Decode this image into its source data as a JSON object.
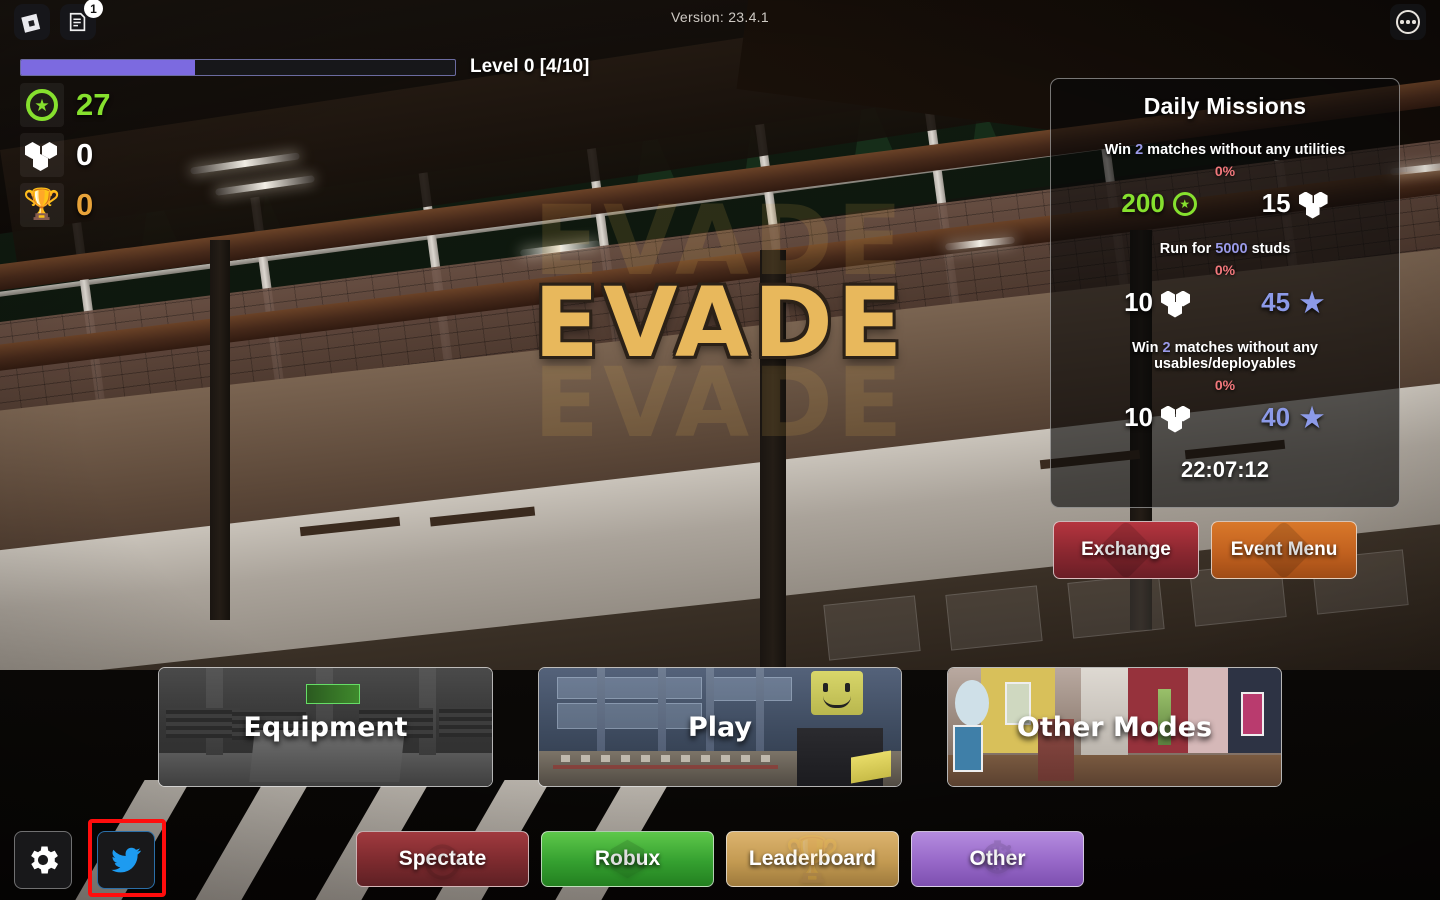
{
  "topbar": {
    "roblox_logo": "roblox-logo-icon",
    "chat_icon": "chat-notes-icon",
    "chat_badge": "1",
    "version": "Version: 23.4.1",
    "more_icon": "more-options-icon"
  },
  "level": {
    "progress_label": "Level 0 [4/10]",
    "progress_percent": 40,
    "bar_color": "#7c6ae0"
  },
  "stats": [
    {
      "icon": "green-star-coin-icon",
      "value": "27",
      "color": "#86e02e"
    },
    {
      "icon": "white-hexagon-cluster-icon",
      "value": "0",
      "color": "#ffffff"
    },
    {
      "icon": "orange-trophy-icon",
      "value": "0",
      "color": "#e8a33a"
    }
  ],
  "logo": {
    "text": "EVADE",
    "color": "#e8b85c"
  },
  "missions": {
    "title": "Daily Missions",
    "items": [
      {
        "desc_pre": "Win ",
        "desc_hl": "2",
        "desc_post": " matches without any utilities",
        "percent": "0%",
        "reward_left": "200",
        "reward_left_icon": "green-star-coin-icon",
        "reward_right": "15",
        "reward_right_icon": "white-hexagon-cluster-icon"
      },
      {
        "desc_pre": "Run for ",
        "desc_hl": "5000",
        "desc_post": " studs",
        "percent": "0%",
        "reward_left": "10",
        "reward_left_icon": "white-hexagon-cluster-icon",
        "reward_right": "45",
        "reward_right_icon": "blue-star-icon"
      },
      {
        "desc_pre": "Win ",
        "desc_hl": "2",
        "desc_post": " matches without any usables/deployables",
        "percent": "0%",
        "reward_left": "10",
        "reward_left_icon": "white-hexagon-cluster-icon",
        "reward_right": "40",
        "reward_right_icon": "blue-star-icon"
      }
    ],
    "timer": "22:07:12"
  },
  "side_buttons": [
    {
      "label": "Exchange",
      "color": "#8a2730"
    },
    {
      "label": "Event Menu",
      "color": "#c1611f"
    }
  ],
  "cards": [
    {
      "label": "Equipment"
    },
    {
      "label": "Play"
    },
    {
      "label": "Other Modes"
    }
  ],
  "bottom": {
    "settings_icon": "gear-icon",
    "twitter_icon": "twitter-bird-icon",
    "twitter_selected": true,
    "pills": [
      {
        "label": "Spectate",
        "color": "#7c2a2e"
      },
      {
        "label": "Robux",
        "color": "#35a030"
      },
      {
        "label": "Leaderboard",
        "color": "#c39a52"
      },
      {
        "label": "Other",
        "color": "#9768c8"
      }
    ]
  }
}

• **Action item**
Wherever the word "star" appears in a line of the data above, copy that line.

• **Task answer**
      "icon": "green-star-coin-icon",
        "reward_left_icon": "green-star-coin-icon",
        "reward_right_icon": "blue-star-icon"
        "reward_right_icon": "blue-star-icon"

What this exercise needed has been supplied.